(Items from an interface collection)

= = = =

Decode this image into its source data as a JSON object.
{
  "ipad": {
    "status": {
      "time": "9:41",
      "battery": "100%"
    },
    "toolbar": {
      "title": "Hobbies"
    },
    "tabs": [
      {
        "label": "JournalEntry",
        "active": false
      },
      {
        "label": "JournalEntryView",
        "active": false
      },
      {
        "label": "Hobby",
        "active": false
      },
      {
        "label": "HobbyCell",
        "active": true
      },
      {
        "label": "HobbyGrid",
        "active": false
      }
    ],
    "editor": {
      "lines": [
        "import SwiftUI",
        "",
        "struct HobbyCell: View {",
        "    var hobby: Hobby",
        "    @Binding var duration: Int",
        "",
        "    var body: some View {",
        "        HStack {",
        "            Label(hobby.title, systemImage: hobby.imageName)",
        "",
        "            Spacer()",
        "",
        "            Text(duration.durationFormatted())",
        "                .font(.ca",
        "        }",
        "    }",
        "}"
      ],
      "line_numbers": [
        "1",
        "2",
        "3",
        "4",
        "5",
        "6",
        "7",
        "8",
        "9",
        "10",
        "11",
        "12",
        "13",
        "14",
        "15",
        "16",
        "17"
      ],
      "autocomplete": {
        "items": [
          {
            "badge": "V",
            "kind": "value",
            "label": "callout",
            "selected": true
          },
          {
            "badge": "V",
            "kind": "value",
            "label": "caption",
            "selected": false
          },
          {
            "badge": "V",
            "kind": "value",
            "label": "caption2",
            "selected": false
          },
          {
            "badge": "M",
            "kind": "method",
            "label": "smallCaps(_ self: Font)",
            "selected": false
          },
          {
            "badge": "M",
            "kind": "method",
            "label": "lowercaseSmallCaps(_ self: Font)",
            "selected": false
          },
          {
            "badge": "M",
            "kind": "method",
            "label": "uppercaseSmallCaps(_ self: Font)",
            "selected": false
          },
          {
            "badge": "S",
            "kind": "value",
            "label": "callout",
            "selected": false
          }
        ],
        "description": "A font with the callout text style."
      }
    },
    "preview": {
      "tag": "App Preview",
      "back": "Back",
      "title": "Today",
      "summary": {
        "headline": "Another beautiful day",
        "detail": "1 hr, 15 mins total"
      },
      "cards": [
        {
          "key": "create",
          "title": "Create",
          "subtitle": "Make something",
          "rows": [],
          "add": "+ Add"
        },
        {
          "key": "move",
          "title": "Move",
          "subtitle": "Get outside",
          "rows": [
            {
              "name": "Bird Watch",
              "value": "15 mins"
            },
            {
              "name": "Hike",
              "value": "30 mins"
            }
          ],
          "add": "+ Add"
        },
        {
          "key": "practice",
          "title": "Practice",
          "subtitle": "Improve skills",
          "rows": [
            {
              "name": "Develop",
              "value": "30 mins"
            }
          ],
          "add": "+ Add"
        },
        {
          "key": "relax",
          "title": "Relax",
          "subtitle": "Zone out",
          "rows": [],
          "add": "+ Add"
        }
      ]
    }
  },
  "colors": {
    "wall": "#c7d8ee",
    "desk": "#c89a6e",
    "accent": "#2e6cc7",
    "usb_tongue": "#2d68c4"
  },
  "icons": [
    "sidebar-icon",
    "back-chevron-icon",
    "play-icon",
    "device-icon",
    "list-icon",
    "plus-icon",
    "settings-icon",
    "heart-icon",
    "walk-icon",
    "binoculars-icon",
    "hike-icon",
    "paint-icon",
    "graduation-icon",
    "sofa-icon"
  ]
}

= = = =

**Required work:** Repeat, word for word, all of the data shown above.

**Solved exercise:**
Decode this image into its source data as a JSON object.
{
  "ipad": {
    "status": {
      "time": "9:41",
      "battery": "100%"
    },
    "toolbar": {
      "title": "Hobbies"
    },
    "tabs": [
      {
        "label": "JournalEntry",
        "active": false
      },
      {
        "label": "JournalEntryView",
        "active": false
      },
      {
        "label": "Hobby",
        "active": false
      },
      {
        "label": "HobbyCell",
        "active": true
      },
      {
        "label": "HobbyGrid",
        "active": false
      }
    ],
    "editor": {
      "lines": [
        "import SwiftUI",
        "",
        "struct HobbyCell: View {",
        "    var hobby: Hobby",
        "    @Binding var duration: Int",
        "",
        "    var body: some View {",
        "        HStack {",
        "            Label(hobby.title, systemImage: hobby.imageName)",
        "",
        "            Spacer()",
        "",
        "            Text(duration.durationFormatted())",
        "                .font(.ca",
        "        }",
        "    }",
        "}"
      ],
      "line_numbers": [
        "1",
        "2",
        "3",
        "4",
        "5",
        "6",
        "7",
        "8",
        "9",
        "10",
        "11",
        "12",
        "13",
        "14",
        "15",
        "16",
        "17"
      ],
      "autocomplete": {
        "items": [
          {
            "badge": "V",
            "kind": "value",
            "label": "callout",
            "selected": true
          },
          {
            "badge": "V",
            "kind": "value",
            "label": "caption",
            "selected": false
          },
          {
            "badge": "V",
            "kind": "value",
            "label": "caption2",
            "selected": false
          },
          {
            "badge": "M",
            "kind": "method",
            "label": "smallCaps(_ self: Font)",
            "selected": false
          },
          {
            "badge": "M",
            "kind": "method",
            "label": "lowercaseSmallCaps(_ self: Font)",
            "selected": false
          },
          {
            "badge": "M",
            "kind": "method",
            "label": "uppercaseSmallCaps(_ self: Font)",
            "selected": false
          },
          {
            "badge": "S",
            "kind": "value",
            "label": "callout",
            "selected": false
          }
        ],
        "description": "A font with the callout text style."
      }
    },
    "preview": {
      "tag": "App Preview",
      "back": "Back",
      "title": "Today",
      "summary": {
        "headline": "Another beautiful day",
        "detail": "1 hr, 15 mins total"
      },
      "cards": [
        {
          "key": "create",
          "title": "Create",
          "subtitle": "Make something",
          "rows": [],
          "add": "+ Add"
        },
        {
          "key": "move",
          "title": "Move",
          "subtitle": "Get outside",
          "rows": [
            {
              "name": "Bird Watch",
              "value": "15 mins"
            },
            {
              "name": "Hike",
              "value": "30 mins"
            }
          ],
          "add": "+ Add"
        },
        {
          "key": "practice",
          "title": "Practice",
          "subtitle": "Improve skills",
          "rows": [
            {
              "name": "Develop",
              "value": "30 mins"
            }
          ],
          "add": "+ Add"
        },
        {
          "key": "relax",
          "title": "Relax",
          "subtitle": "Zone out",
          "rows": [],
          "add": "+ Add"
        }
      ]
    }
  },
  "colors": {
    "wall": "#c7d8ee",
    "desk": "#c89a6e",
    "accent": "#2e6cc7",
    "usb_tongue": "#2d68c4"
  },
  "icons": [
    "sidebar-icon",
    "back-chevron-icon",
    "play-icon",
    "device-icon",
    "list-icon",
    "plus-icon",
    "settings-icon",
    "heart-icon",
    "walk-icon",
    "binoculars-icon",
    "hike-icon",
    "paint-icon",
    "graduation-icon",
    "sofa-icon"
  ]
}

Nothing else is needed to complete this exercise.